_What the task asks_:
Search the records for lines with the word "number" and copy each match.
═══ Material for this exercise ═══
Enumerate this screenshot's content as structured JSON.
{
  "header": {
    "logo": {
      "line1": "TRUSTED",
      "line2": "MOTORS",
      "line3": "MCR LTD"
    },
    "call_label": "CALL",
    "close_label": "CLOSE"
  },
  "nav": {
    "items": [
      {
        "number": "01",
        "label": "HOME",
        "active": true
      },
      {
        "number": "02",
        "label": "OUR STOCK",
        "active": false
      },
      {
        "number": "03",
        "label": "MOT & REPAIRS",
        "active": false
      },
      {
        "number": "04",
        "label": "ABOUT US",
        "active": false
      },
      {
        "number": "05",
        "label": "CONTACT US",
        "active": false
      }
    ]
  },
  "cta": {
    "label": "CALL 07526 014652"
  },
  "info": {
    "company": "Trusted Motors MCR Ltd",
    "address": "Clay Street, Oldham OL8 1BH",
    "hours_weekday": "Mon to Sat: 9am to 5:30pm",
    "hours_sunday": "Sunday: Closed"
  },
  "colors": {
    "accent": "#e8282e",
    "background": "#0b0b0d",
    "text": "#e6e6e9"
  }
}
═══
_Result of this exercise_:
        "number": "01",
        "number": "02",
        "number": "03",
        "number": "04",
        "number": "05",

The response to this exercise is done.